● TASK: Output every record exactly, apart from its images.

[Page and application data records]

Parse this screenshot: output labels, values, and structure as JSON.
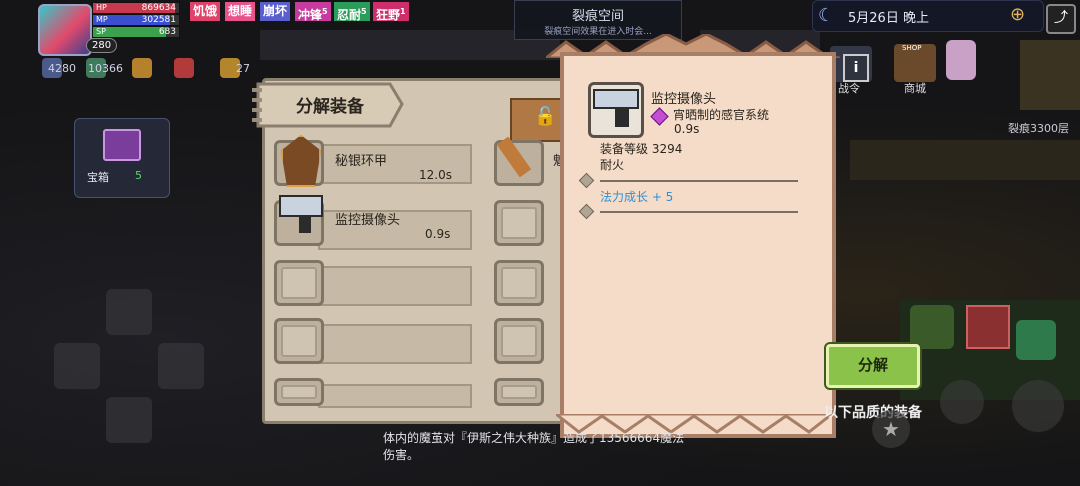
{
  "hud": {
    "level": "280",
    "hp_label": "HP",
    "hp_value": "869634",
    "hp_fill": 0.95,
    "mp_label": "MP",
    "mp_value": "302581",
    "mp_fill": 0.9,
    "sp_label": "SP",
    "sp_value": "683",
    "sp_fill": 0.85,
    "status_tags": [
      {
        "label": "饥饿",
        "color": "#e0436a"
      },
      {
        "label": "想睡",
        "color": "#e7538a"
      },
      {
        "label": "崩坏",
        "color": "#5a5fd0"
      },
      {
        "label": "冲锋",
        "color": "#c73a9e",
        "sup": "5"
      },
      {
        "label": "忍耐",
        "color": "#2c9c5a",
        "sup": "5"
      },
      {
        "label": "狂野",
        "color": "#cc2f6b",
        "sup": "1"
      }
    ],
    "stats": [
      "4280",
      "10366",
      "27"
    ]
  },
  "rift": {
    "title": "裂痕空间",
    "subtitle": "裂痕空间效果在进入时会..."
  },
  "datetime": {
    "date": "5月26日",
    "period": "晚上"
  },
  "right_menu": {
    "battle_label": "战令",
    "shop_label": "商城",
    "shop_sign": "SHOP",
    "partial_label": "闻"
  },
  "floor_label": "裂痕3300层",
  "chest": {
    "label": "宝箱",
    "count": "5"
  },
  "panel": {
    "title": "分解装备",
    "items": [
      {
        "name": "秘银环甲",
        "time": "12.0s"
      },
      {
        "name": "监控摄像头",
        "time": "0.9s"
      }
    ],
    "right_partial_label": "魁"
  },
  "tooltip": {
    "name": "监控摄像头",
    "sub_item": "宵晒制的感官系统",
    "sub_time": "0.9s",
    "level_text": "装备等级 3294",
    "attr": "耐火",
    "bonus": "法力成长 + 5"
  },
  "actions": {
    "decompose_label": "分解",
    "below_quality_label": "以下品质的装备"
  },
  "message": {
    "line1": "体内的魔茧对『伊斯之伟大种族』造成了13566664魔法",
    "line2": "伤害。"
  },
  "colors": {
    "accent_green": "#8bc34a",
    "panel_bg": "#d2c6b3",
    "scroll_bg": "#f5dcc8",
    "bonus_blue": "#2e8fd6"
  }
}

● REPLY TO THE TASK:
Parse this screenshot: output labels, values, and structure as JSON.
{
  "hud": {
    "level": "280",
    "hp_label": "HP",
    "hp_value": "869634",
    "hp_fill": 0.95,
    "mp_label": "MP",
    "mp_value": "302581",
    "mp_fill": 0.9,
    "sp_label": "SP",
    "sp_value": "683",
    "sp_fill": 0.85,
    "status_tags": [
      {
        "label": "饥饿",
        "color": "#e0436a"
      },
      {
        "label": "想睡",
        "color": "#e7538a"
      },
      {
        "label": "崩坏",
        "color": "#5a5fd0"
      },
      {
        "label": "冲锋",
        "color": "#c73a9e",
        "sup": "5"
      },
      {
        "label": "忍耐",
        "color": "#2c9c5a",
        "sup": "5"
      },
      {
        "label": "狂野",
        "color": "#cc2f6b",
        "sup": "1"
      }
    ],
    "stats": [
      "4280",
      "10366",
      "27"
    ]
  },
  "rift": {
    "title": "裂痕空间",
    "subtitle": "裂痕空间效果在进入时会..."
  },
  "datetime": {
    "date": "5月26日",
    "period": "晚上"
  },
  "right_menu": {
    "battle_label": "战令",
    "shop_label": "商城",
    "shop_sign": "SHOP",
    "partial_label": "闻"
  },
  "floor_label": "裂痕3300层",
  "chest": {
    "label": "宝箱",
    "count": "5"
  },
  "panel": {
    "title": "分解装备",
    "items": [
      {
        "name": "秘银环甲",
        "time": "12.0s"
      },
      {
        "name": "监控摄像头",
        "time": "0.9s"
      }
    ],
    "right_partial_label": "魁"
  },
  "tooltip": {
    "name": "监控摄像头",
    "sub_item": "宵晒制的感官系统",
    "sub_time": "0.9s",
    "level_text": "装备等级 3294",
    "attr": "耐火",
    "bonus": "法力成长 + 5"
  },
  "actions": {
    "decompose_label": "分解",
    "below_quality_label": "以下品质的装备"
  },
  "message": {
    "line1": "体内的魔茧对『伊斯之伟大种族』造成了13566664魔法",
    "line2": "伤害。"
  },
  "colors": {
    "accent_green": "#8bc34a",
    "panel_bg": "#d2c6b3",
    "scroll_bg": "#f5dcc8",
    "bonus_blue": "#2e8fd6"
  }
}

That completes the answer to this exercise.